Your Will & Trust Administration…We Make it Easy!

When a loved one passes away, his or her estate often goes through a court-managed process called Probate or estate administration. Probate is the orderly and public process by which the assets of the deceased are managed and distributed. However, if your loved one owned his or her assets through a well-drafted and properly-funded Living Trust, it is likely that no court-managed administration will ever be necessary. Your self-designated Successor Trustee will still need to manage and distribute the assets of your estate in accordance with your stated wishes as detailed in your Trust. However, your self-designated Successor Trustee will be able to manage and distribute the assets of your Trust outside the jurisdiction of the Probate process.
The length of time needed to complete the Probate of an estate depends on the size and complexity of the estate. You and your family can be confident that the McFather Law Firm has the experience and knowledge needed to help your loved ones navigate the Probate process and we stand ready to assist them whenever needed.
Whether you have a handwritten Will (also known as a holographic Will) or typewritten Will, its validity must be proved. To Probate a Will, it must be established that the Will meets the requirements of execution and that the Will was not canceled or revoked. Additionally, unless the Will is accompanied by a Self-Proving Affidavit, proof of a handwritten Will requires the testimony of two witnesses to the Testator’s (the maker of the handwritten Will) handwriting. Proof of a typewritten Will requires the testimony of one of the attesting witnesses. A self-proved Will is one that has a self-proving affidavit attached to it containing certain required statements which will have been executed before a Notary Public at the time the Will was signed by your loved one. If a Will includes a self-proving affidavit, there will be no need to call witnesses.
If your loved one dies without a Will, then the laws of the Commonwealth of Virginia in effect at the time of his or her death determine who the heirs are and statutes define the order in which creditors and potential heirs receive your loved one’s property. This further emphasizes how important it is to execute a Will which meets all legal requirements. This way, your property will pass to the heirs and beneficiaries you determine when you have departed this life.

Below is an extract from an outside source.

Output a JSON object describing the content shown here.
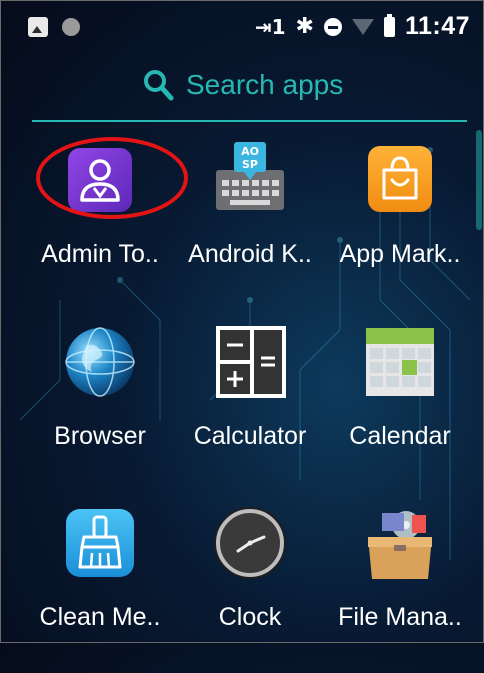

Estate administration involves the following steps:

  • Designation of Executor (Will) or Administrator (No Will)
  • Determination of heirs if your loved one dies without a Will (Intestate)
  • Identification and collection of your loved one’s assets
  • Payment of funeral and burial expenses
  • Payment of federal, state and local taxes
  • Payment of debts and claims against the estate
  • Distribution of the remainder of the estate to those entitled to receive it